The Maharashtra government pared its value added tax (VAT) levies on petrol and diesel by ₹2.08 and ₹1.44 per litre respectively on Sunday, a day after criticising the Centre for offering minimal tax cuts after drastic hikes over its tenure, a sentiment echoed by most Opposition-ruled States.
Telangana Finance Minister T. Harish Rao termed the Centre’s partial reduction of the cess levied on petroleum products ‘bogus’ and ‘humbug’, and joined his Tamil Nadu counterpart P.T.R. Palanivel Thiagarajan in calling for further cuts in the Union taxes as they had been hiked sharply since 2014.
After announcing the excise duty cuts on petrol and diesel of ₹8 and ₹6 per litre on Saturday, Finance Minister Nirmala Sitharaman had reiterated Prime Minister Narendra Modi’s plea for States that had not cut their taxes since November 2021 — when the Centre announced the last round of tax cuts — to do so now.

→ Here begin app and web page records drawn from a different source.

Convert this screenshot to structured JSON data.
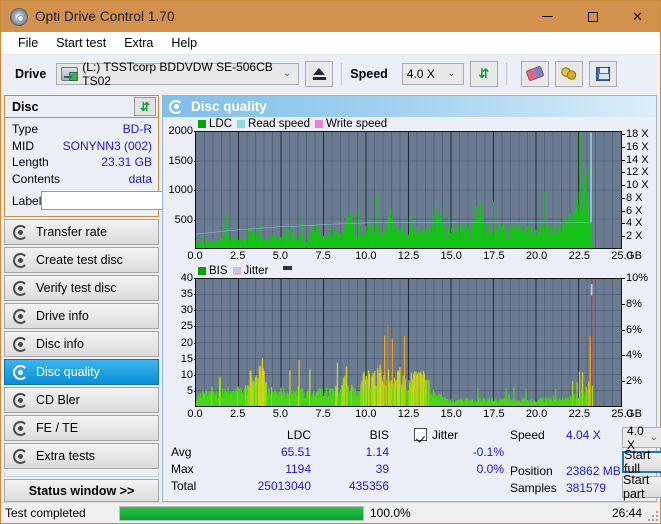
{
  "window": {
    "title": "Opti Drive Control 1.70",
    "icon": "disc-icon",
    "minimize": "─",
    "maximize": "□",
    "close": "✕"
  },
  "menu": {
    "items": [
      "File",
      "Start test",
      "Extra",
      "Help"
    ]
  },
  "toolbar": {
    "drive_label": "Drive",
    "drive_value": "(L:)  TSSTcorp BDDVDW SE-506CB TS02",
    "speed_label": "Speed",
    "speed_value": "4.0 X",
    "eject_icon": "eject-icon",
    "refresh_icon": "refresh-icon",
    "erase_icon": "eraser-icon",
    "bookmark_icon": "gold-disc-icon",
    "save_icon": "floppy-save-icon",
    "dropdown_arrow": "⌄"
  },
  "disc": {
    "panel_title": "Disc",
    "refresh_icon": "refresh-icon",
    "rows": [
      {
        "label": "Type",
        "value": "BD-R"
      },
      {
        "label": "MID",
        "value": "SONYNN3 (002)"
      },
      {
        "label": "Length",
        "value": "23.31 GB"
      },
      {
        "label": "Contents",
        "value": "data"
      }
    ],
    "label_field_label": "Label",
    "label_field_value": "",
    "label_field_placeholder": "",
    "disc_button_icon": "cd-icon"
  },
  "nav": {
    "items": [
      {
        "label": "Transfer rate",
        "active": false
      },
      {
        "label": "Create test disc",
        "active": false
      },
      {
        "label": "Verify test disc",
        "active": false
      },
      {
        "label": "Drive info",
        "active": false
      },
      {
        "label": "Disc info",
        "active": false
      },
      {
        "label": "Disc quality",
        "active": true
      },
      {
        "label": "CD Bler",
        "active": false
      },
      {
        "label": "FE / TE",
        "active": false
      },
      {
        "label": "Extra tests",
        "active": false
      }
    ],
    "status_window": "Status window >>"
  },
  "panel": {
    "title": "Disc quality",
    "icon": "disc-quality-icon"
  },
  "chart_data": [
    {
      "id": "top",
      "type": "area",
      "title": "LDC / Read speed",
      "legend": [
        {
          "label": "LDC",
          "color": "#00a400"
        },
        {
          "label": "Read speed",
          "color": "#8fd6f5"
        },
        {
          "label": "Write speed",
          "color": "#f57fd8"
        }
      ],
      "legend_position": "top-left",
      "grid": true,
      "xlabel": "GB",
      "xlim": [
        0,
        25
      ],
      "xticks": [
        0,
        2.5,
        5,
        7.5,
        10,
        12.5,
        15,
        17.5,
        20,
        22.5,
        25
      ],
      "xticklabels": [
        "0.0",
        "2.5",
        "5.0",
        "7.5",
        "10.0",
        "12.5",
        "15.0",
        "17.5",
        "20.0",
        "22.5",
        "25.0"
      ],
      "ylabel": "LDC",
      "ylim": [
        0,
        2000
      ],
      "yticks": [
        500,
        1000,
        1500,
        2000
      ],
      "yticklabels": [
        "500",
        "1000",
        "1500",
        "2000"
      ],
      "y2label": "X",
      "y2lim": [
        0,
        18.5
      ],
      "y2ticks": [
        2,
        4,
        6,
        8,
        10,
        12,
        14,
        16,
        18
      ],
      "y2ticklabels": [
        "2 X",
        "4 X",
        "6 X",
        "8 X",
        "10 X",
        "12 X",
        "14 X",
        "16 X",
        "18 X"
      ],
      "series": [
        {
          "name": "Read speed",
          "axis": "right",
          "color": "#8fd6f5",
          "x": [
            0.0,
            1.0,
            2.0,
            3.0,
            4.0,
            5.0,
            6.0,
            7.0,
            8.0,
            9.0,
            10.0,
            11.0,
            12.0,
            13.0,
            14.0,
            16.0,
            18.0,
            20.0,
            22.0,
            23.2,
            23.25,
            23.3
          ],
          "values": [
            2.2,
            2.5,
            2.8,
            3.0,
            3.2,
            3.4,
            3.5,
            3.65,
            3.8,
            3.9,
            4.0,
            4.05,
            4.08,
            4.1,
            4.1,
            4.1,
            4.1,
            4.1,
            4.1,
            4.1,
            18.4,
            18.4
          ]
        },
        {
          "name": "LDC",
          "axis": "left",
          "color": "#15c415",
          "x": [
            0.0,
            0.3,
            0.7,
            1.0,
            1.4,
            1.8,
            2.2,
            2.6,
            3.0,
            3.4,
            3.8,
            4.2,
            4.6,
            5.0,
            5.4,
            5.8,
            6.2,
            6.6,
            7.0,
            7.4,
            7.8,
            8.2,
            8.6,
            9.0,
            9.4,
            9.8,
            10.2,
            10.6,
            11.0,
            11.4,
            11.8,
            12.2,
            12.6,
            13.0,
            13.4,
            13.8,
            14.2,
            14.6,
            15.0,
            15.4,
            15.8,
            16.2,
            16.6,
            17.0,
            17.4,
            17.8,
            18.2,
            18.6,
            19.0,
            19.4,
            19.8,
            20.2,
            20.6,
            21.0,
            21.4,
            21.8,
            22.2,
            22.6,
            23.0,
            23.2,
            23.3
          ],
          "values": [
            80,
            110,
            95,
            130,
            100,
            250,
            140,
            120,
            180,
            300,
            160,
            140,
            200,
            150,
            330,
            170,
            190,
            150,
            420,
            200,
            180,
            260,
            230,
            540,
            280,
            250,
            470,
            310,
            300,
            560,
            290,
            280,
            330,
            300,
            290,
            320,
            700,
            310,
            300,
            350,
            330,
            300,
            880,
            340,
            320,
            360,
            330,
            310,
            350,
            330,
            320,
            370,
            350,
            330,
            380,
            420,
            500,
            900,
            1150,
            400,
            60
          ]
        }
      ],
      "read_speed_jump_gb": 23.2,
      "data_end_gb": 23.31
    },
    {
      "id": "bottom",
      "type": "area",
      "title": "BIS / Jitter",
      "legend": [
        {
          "label": "BIS",
          "color": "#00a400"
        },
        {
          "label": "Jitter",
          "color": "#d8b9e0"
        }
      ],
      "legend_position": "top-left",
      "grid": true,
      "xlabel": "GB",
      "xlim": [
        0,
        25
      ],
      "xticks": [
        0,
        2.5,
        5,
        7.5,
        10,
        12.5,
        15,
        17.5,
        20,
        22.5,
        25
      ],
      "xticklabels": [
        "0.0",
        "2.5",
        "5.0",
        "7.5",
        "10.0",
        "12.5",
        "15.0",
        "17.5",
        "20.0",
        "22.5",
        "25.0"
      ],
      "ylabel": "BIS",
      "ylim": [
        0,
        40
      ],
      "yticks": [
        5,
        10,
        15,
        20,
        25,
        30,
        35,
        40
      ],
      "yticklabels": [
        "5",
        "10",
        "15",
        "20",
        "25",
        "30",
        "35",
        "40"
      ],
      "y2label": "%",
      "y2lim": [
        0,
        10
      ],
      "y2ticks": [
        2,
        4,
        6,
        8,
        10
      ],
      "y2ticklabels": [
        "2%",
        "4%",
        "6%",
        "8%",
        "10%"
      ],
      "series": [
        {
          "name": "BIS",
          "axis": "left",
          "color": "#4cd41a",
          "x": [
            0.0,
            0.2,
            0.5,
            0.9,
            1.3,
            1.7,
            2.1,
            2.5,
            2.9,
            3.3,
            3.6,
            3.9,
            4.1,
            4.4,
            4.8,
            5.2,
            5.6,
            6.0,
            6.4,
            6.8,
            7.2,
            7.6,
            8.0,
            8.4,
            8.8,
            9.2,
            9.6,
            10.0,
            10.3,
            10.7,
            11.1,
            11.5,
            11.9,
            12.3,
            12.7,
            13.1,
            13.5,
            13.9,
            14.3,
            14.7,
            15.1,
            15.5,
            15.9,
            16.3,
            16.7,
            17.1,
            17.5,
            17.9,
            18.3,
            18.7,
            19.1,
            19.5,
            19.9,
            20.3,
            20.7,
            21.1,
            21.5,
            21.9,
            22.3,
            22.7,
            22.9,
            23.05,
            23.15,
            23.22,
            23.28,
            23.32
          ],
          "values": [
            2,
            4,
            4.5,
            5,
            4.5,
            5,
            4.5,
            5,
            5,
            10,
            8,
            14,
            7,
            5,
            4.5,
            5,
            4.5,
            5,
            5,
            4.5,
            5,
            4.5,
            5,
            5,
            8,
            5,
            5,
            11,
            9,
            10,
            11,
            9,
            10,
            8,
            9,
            9,
            9,
            5,
            4,
            2,
            2,
            2,
            2,
            2,
            2,
            2,
            2,
            2,
            2,
            2,
            2,
            2,
            2,
            2,
            2,
            2,
            2,
            2.5,
            3,
            4,
            5,
            7,
            12,
            22,
            39,
            6
          ]
        },
        {
          "name": "Jitter",
          "axis": "right",
          "color": "#d8b9e0",
          "x": [
            23.2
          ],
          "values": [
            9.6
          ]
        }
      ],
      "bis_spike_gb": 23.25,
      "data_end_gb": 23.32
    }
  ],
  "stats": {
    "columns": [
      "LDC",
      "BIS"
    ],
    "rows": [
      {
        "label": "Avg",
        "ldc": "65.51",
        "bis": "1.14"
      },
      {
        "label": "Max",
        "ldc": "1194",
        "bis": "39"
      },
      {
        "label": "Total",
        "ldc": "25013040",
        "bis": "435356"
      }
    ],
    "jitter": {
      "checked": true,
      "label": "Jitter",
      "avg": "-0.1%",
      "max": "0.0%",
      "total": ""
    },
    "right": [
      {
        "label": "Speed",
        "value": "4.04 X"
      },
      {
        "label": "Position",
        "value": "23862 MB"
      },
      {
        "label": "Samples",
        "value": "381579"
      }
    ],
    "speed_select": "4.0 X",
    "dropdown_arrow": "⌄",
    "start_full": "Start full",
    "start_part": "Start part"
  },
  "statusbar": {
    "text": "Test completed",
    "progress_percent": 100.0,
    "progress_label": "100.0%",
    "elapsed": "26:44"
  },
  "colors": {
    "titlebar": "#d2914c",
    "accent": "#1a1ad6",
    "plot_bg": "#6b7c92",
    "ldc_green": "#15c415",
    "read_speed": "#8fd6f5",
    "write_speed": "#f57fd8",
    "jitter": "#d8b9e0",
    "progress_green": "#06a32c",
    "active_nav": "#0b8fd6"
  }
}
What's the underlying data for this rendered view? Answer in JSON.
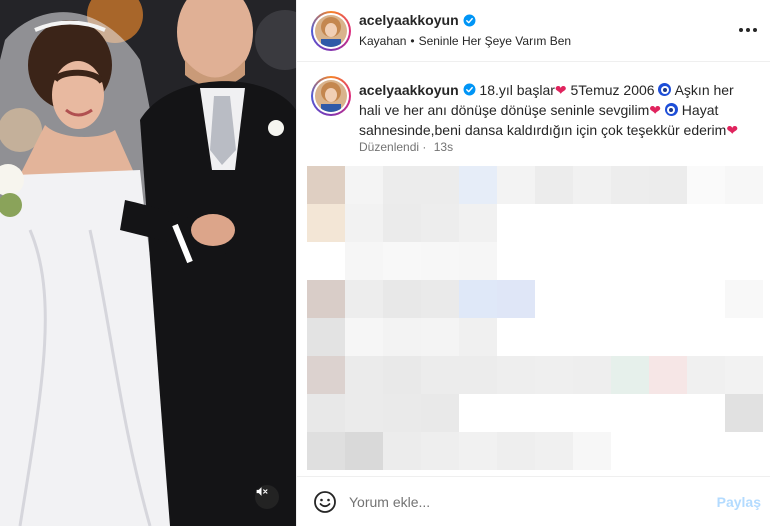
{
  "post": {
    "username": "acelyaakkoyun",
    "verified": true,
    "audio_artist": "Kayahan",
    "audio_separator": "•",
    "audio_title": "Seninle Her Şeye Varım Ben",
    "more_icon": "more-horizontal-icon"
  },
  "caption": {
    "username": "acelyaakkoyun",
    "part1": "18.yıl başlar",
    "part2": " 5Temuz 2006",
    "part3": " Aşkın her hali ve her anı dönüşe dönüşe seninle sevgilim",
    "part4": " Hayat sahnesinde,beni dansa kaldırdığın için çok teşekkür ederim",
    "edited_label": "Düzenlendi",
    "meta_separator": "·",
    "time": "13s"
  },
  "media": {
    "mute_icon": "speaker-muted-icon"
  },
  "comment_bar": {
    "emoji_icon": "emoji-smiley-icon",
    "placeholder": "Yorum ekle...",
    "share_label": "Paylaş"
  },
  "colors": {
    "link_disabled": "#b3dbff",
    "heart": "#e0245e",
    "verified": "#0095f6",
    "meta": "#737373"
  }
}
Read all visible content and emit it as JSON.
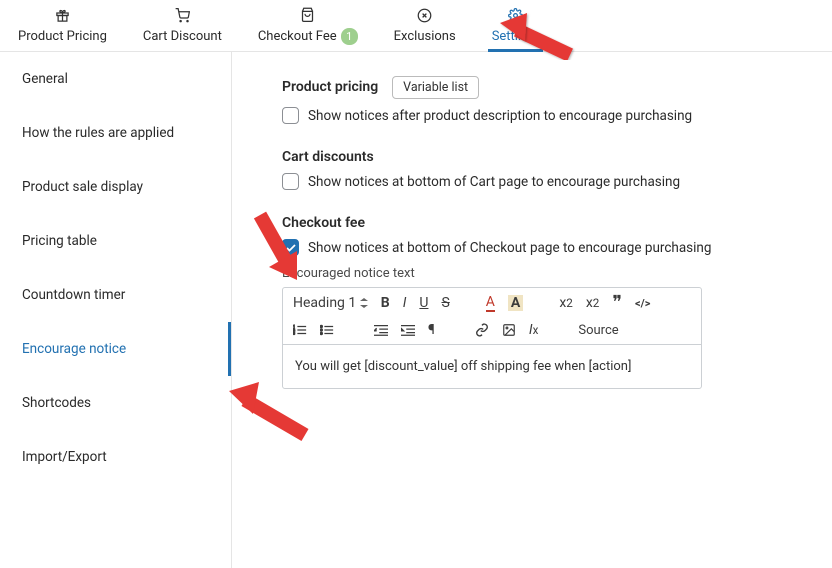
{
  "tabs": {
    "product_pricing": "Product Pricing",
    "cart_discount": "Cart Discount",
    "checkout_fee": "Checkout Fee",
    "checkout_fee_badge": "1",
    "exclusions": "Exclusions",
    "settings": "Settings"
  },
  "sidebar": {
    "general": "General",
    "how_applied": "How the rules are applied",
    "sale_display": "Product sale display",
    "pricing_table": "Pricing table",
    "countdown": "Countdown timer",
    "encourage": "Encourage notice",
    "shortcodes": "Shortcodes",
    "import_export": "Import/Export"
  },
  "content": {
    "product_pricing_label": "Product pricing",
    "variable_list_label": "Variable list",
    "product_notice": "Show notices after product description to encourage purchasing",
    "cart_discounts_label": "Cart discounts",
    "cart_notice": "Show notices at bottom of Cart page to encourage purchasing",
    "checkout_fee_label": "Checkout fee",
    "checkout_notice": "Show notices at bottom of Checkout page to encourage purchasing",
    "encourage_text_label": "Encouraged notice text",
    "heading_sel": "Heading 1",
    "source_label": "Source",
    "editor_content": "You will get [discount_value] off shipping fee when [action]"
  }
}
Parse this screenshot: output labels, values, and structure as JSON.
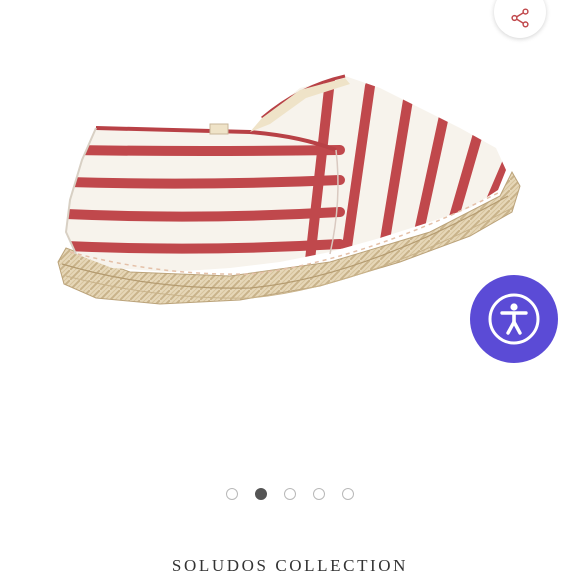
{
  "product": {
    "image_alt": "Red and white striped espadrille slip-on shoe",
    "collection_label": "SOLUDOS COLLECTION"
  },
  "carousel": {
    "total_slides": 5,
    "active_index": 1
  },
  "controls": {
    "share_icon": "share-icon",
    "accessibility_icon": "accessibility-icon"
  },
  "colors": {
    "accent": "#5b4bd6",
    "stripe": "#c0484c",
    "dot_active": "#555555"
  }
}
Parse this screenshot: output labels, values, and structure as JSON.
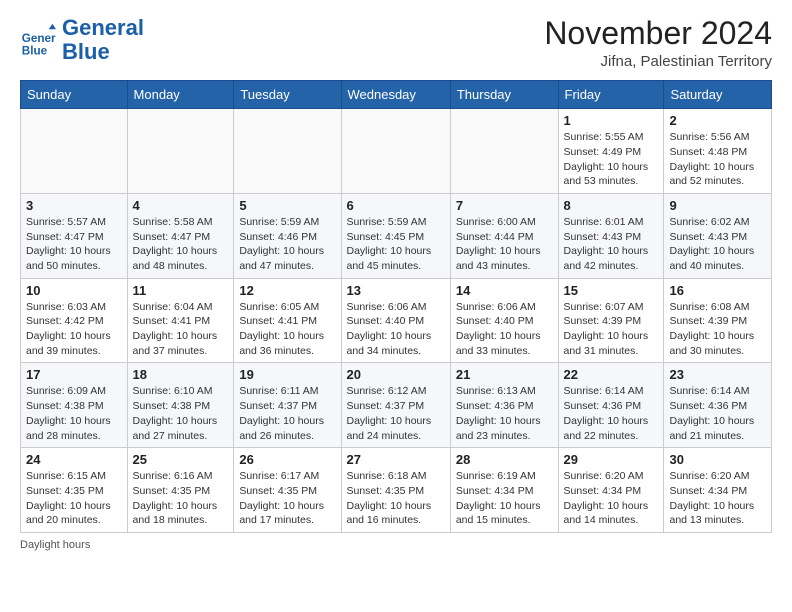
{
  "header": {
    "logo_line1": "General",
    "logo_line2": "Blue",
    "month": "November 2024",
    "location": "Jifna, Palestinian Territory"
  },
  "weekdays": [
    "Sunday",
    "Monday",
    "Tuesday",
    "Wednesday",
    "Thursday",
    "Friday",
    "Saturday"
  ],
  "weeks": [
    [
      {
        "day": "",
        "detail": ""
      },
      {
        "day": "",
        "detail": ""
      },
      {
        "day": "",
        "detail": ""
      },
      {
        "day": "",
        "detail": ""
      },
      {
        "day": "",
        "detail": ""
      },
      {
        "day": "1",
        "detail": "Sunrise: 5:55 AM\nSunset: 4:49 PM\nDaylight: 10 hours\nand 53 minutes."
      },
      {
        "day": "2",
        "detail": "Sunrise: 5:56 AM\nSunset: 4:48 PM\nDaylight: 10 hours\nand 52 minutes."
      }
    ],
    [
      {
        "day": "3",
        "detail": "Sunrise: 5:57 AM\nSunset: 4:47 PM\nDaylight: 10 hours\nand 50 minutes."
      },
      {
        "day": "4",
        "detail": "Sunrise: 5:58 AM\nSunset: 4:47 PM\nDaylight: 10 hours\nand 48 minutes."
      },
      {
        "day": "5",
        "detail": "Sunrise: 5:59 AM\nSunset: 4:46 PM\nDaylight: 10 hours\nand 47 minutes."
      },
      {
        "day": "6",
        "detail": "Sunrise: 5:59 AM\nSunset: 4:45 PM\nDaylight: 10 hours\nand 45 minutes."
      },
      {
        "day": "7",
        "detail": "Sunrise: 6:00 AM\nSunset: 4:44 PM\nDaylight: 10 hours\nand 43 minutes."
      },
      {
        "day": "8",
        "detail": "Sunrise: 6:01 AM\nSunset: 4:43 PM\nDaylight: 10 hours\nand 42 minutes."
      },
      {
        "day": "9",
        "detail": "Sunrise: 6:02 AM\nSunset: 4:43 PM\nDaylight: 10 hours\nand 40 minutes."
      }
    ],
    [
      {
        "day": "10",
        "detail": "Sunrise: 6:03 AM\nSunset: 4:42 PM\nDaylight: 10 hours\nand 39 minutes."
      },
      {
        "day": "11",
        "detail": "Sunrise: 6:04 AM\nSunset: 4:41 PM\nDaylight: 10 hours\nand 37 minutes."
      },
      {
        "day": "12",
        "detail": "Sunrise: 6:05 AM\nSunset: 4:41 PM\nDaylight: 10 hours\nand 36 minutes."
      },
      {
        "day": "13",
        "detail": "Sunrise: 6:06 AM\nSunset: 4:40 PM\nDaylight: 10 hours\nand 34 minutes."
      },
      {
        "day": "14",
        "detail": "Sunrise: 6:06 AM\nSunset: 4:40 PM\nDaylight: 10 hours\nand 33 minutes."
      },
      {
        "day": "15",
        "detail": "Sunrise: 6:07 AM\nSunset: 4:39 PM\nDaylight: 10 hours\nand 31 minutes."
      },
      {
        "day": "16",
        "detail": "Sunrise: 6:08 AM\nSunset: 4:39 PM\nDaylight: 10 hours\nand 30 minutes."
      }
    ],
    [
      {
        "day": "17",
        "detail": "Sunrise: 6:09 AM\nSunset: 4:38 PM\nDaylight: 10 hours\nand 28 minutes."
      },
      {
        "day": "18",
        "detail": "Sunrise: 6:10 AM\nSunset: 4:38 PM\nDaylight: 10 hours\nand 27 minutes."
      },
      {
        "day": "19",
        "detail": "Sunrise: 6:11 AM\nSunset: 4:37 PM\nDaylight: 10 hours\nand 26 minutes."
      },
      {
        "day": "20",
        "detail": "Sunrise: 6:12 AM\nSunset: 4:37 PM\nDaylight: 10 hours\nand 24 minutes."
      },
      {
        "day": "21",
        "detail": "Sunrise: 6:13 AM\nSunset: 4:36 PM\nDaylight: 10 hours\nand 23 minutes."
      },
      {
        "day": "22",
        "detail": "Sunrise: 6:14 AM\nSunset: 4:36 PM\nDaylight: 10 hours\nand 22 minutes."
      },
      {
        "day": "23",
        "detail": "Sunrise: 6:14 AM\nSunset: 4:36 PM\nDaylight: 10 hours\nand 21 minutes."
      }
    ],
    [
      {
        "day": "24",
        "detail": "Sunrise: 6:15 AM\nSunset: 4:35 PM\nDaylight: 10 hours\nand 20 minutes."
      },
      {
        "day": "25",
        "detail": "Sunrise: 6:16 AM\nSunset: 4:35 PM\nDaylight: 10 hours\nand 18 minutes."
      },
      {
        "day": "26",
        "detail": "Sunrise: 6:17 AM\nSunset: 4:35 PM\nDaylight: 10 hours\nand 17 minutes."
      },
      {
        "day": "27",
        "detail": "Sunrise: 6:18 AM\nSunset: 4:35 PM\nDaylight: 10 hours\nand 16 minutes."
      },
      {
        "day": "28",
        "detail": "Sunrise: 6:19 AM\nSunset: 4:34 PM\nDaylight: 10 hours\nand 15 minutes."
      },
      {
        "day": "29",
        "detail": "Sunrise: 6:20 AM\nSunset: 4:34 PM\nDaylight: 10 hours\nand 14 minutes."
      },
      {
        "day": "30",
        "detail": "Sunrise: 6:20 AM\nSunset: 4:34 PM\nDaylight: 10 hours\nand 13 minutes."
      }
    ]
  ],
  "footer": {
    "note": "Daylight hours"
  }
}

Mr. Thiagarajan termed this an ‘unfair and unreasonable’ expectation, in an elaborate statement on the issue on Sunday, while Rajasthan Chief Minister Ashok Gehlot pointed out that the Centre’s excise duty cuts were followed by ‘a sudden increase’ in petrol prices by 71 paise per litre on Sunday. “The reduction in excise duty will become irrelevant in the next few days if the fuel prices are increased in this manner,” Mr. Gehlot said.
Karnataka Chief Minister Basavaraj Bommai said he would consider if duty cuts were feasible, while the Aam Aadmi Party (AAP), which now administers Delhi and Punjab, and the Trinamool Congress did not issue any official communiques on their stance. In response to the Prime Minister’s plea for States to cut taxes, Chief Minister Mamata Banerjee had said last month that would be possible only if Centre cleared its pending dues of about ₹97,000 crore.
Both Mr. Gehlot and the Tamil Nadu Finance Minister pointed out that States were already losing revenues due to the Centre’s tax cuts, which had a cascading effect on their effective levies.
“The Centre should reduce the excise duty on petrol and diesel to the level of the UPA government to provide relief to the common people in the real sense, as such a decision would bring down the fuel prices to less than ₹70 per litre,” Mr. Gehlot said, a demand backed by Mr. Rao.
The Centre still levied a cess of ₹7.40 a litre on diesel and ₹16.40 a litre on petrol and the State would appreciate if it rolled back the cess on diesel to ₹3.46 a litre which prevailed in March 2014, Mr. Rao asserted. By contrast, his government had left the VAT on these products unchanged since assuming office in 2014, he pointed out.
“It was neither fair nor reasonable to expect the States to reduce their taxes on fuel since the Union government had never consulted them while increasing the taxes multiple times,” said Mr. Thiagarajan, noting that the reduction in Central excise duties would result in an additional loss of around ₹800 crore in annual revenue to the State, in addition to the ₹1,050 crore loss from the cuts announced in November.
Though the DMK government inherited a precarious fiscal position and incurred an additional expenditure towards COVID-19 relief activities, it reduced the VAT on petrol in a few months after assuming office even before the Centre’s November 2021 reductions.
In the past seven years, the Union government’s levies on petrol had gone up substantially, resulting in a manifold increase in its revenues, but the States did not see a matching increase in their revenues. “This is because the Union government has increased the cess and surcharge on petrol and diesel while reducing the basic excise duty that is shareable with the States,” the Minister said.
With the recent cuts, the Union government’s taxes on petrol were ₹19.90 a litre and ₹15.80 a litre for diesel, but was still higher than the 2014 rates by ₹10.42 a litre on petrol (₹9.48 a litre in 2014) and ₹12.23 a litre for diesel (₹3.57 a litre in 2014), he said, adding that there was a “strong case” for the Union government to further reduce its taxes.
“It is pertinent to point out that the Union government had never consulted the States when it increased the taxes on petrol and diesel multiple times. The exorbitant increase in taxes by the Union government has been only partially reduced through the cuts and the taxes continue to be high, compared with the 2014 rates,” Mr. Thiagarajan said.
AAP spokesperson in Punjab, Malwinder Singh Kang, said the Central government’s reduction of excise duty on diesel and petrol was not enough and demanded a further reduction in the excise duty.
“The Central government should have reduced the excise on diesel and petrol by at least ₹20 and ₹25 per litre respectively. Punjab is already under a severe financial crisis. The State had already reduced the Value Added Tax on petrol and diesel to an extent what it could have done,” Mr. Kang told The Hindu.
The Maharashtra government said it expects to lose ₹80 crore on petrol and ₹125 crore on diesel a month due to the VAT cuts, which will translate into an annual revenue loss of ₹2,500 crore.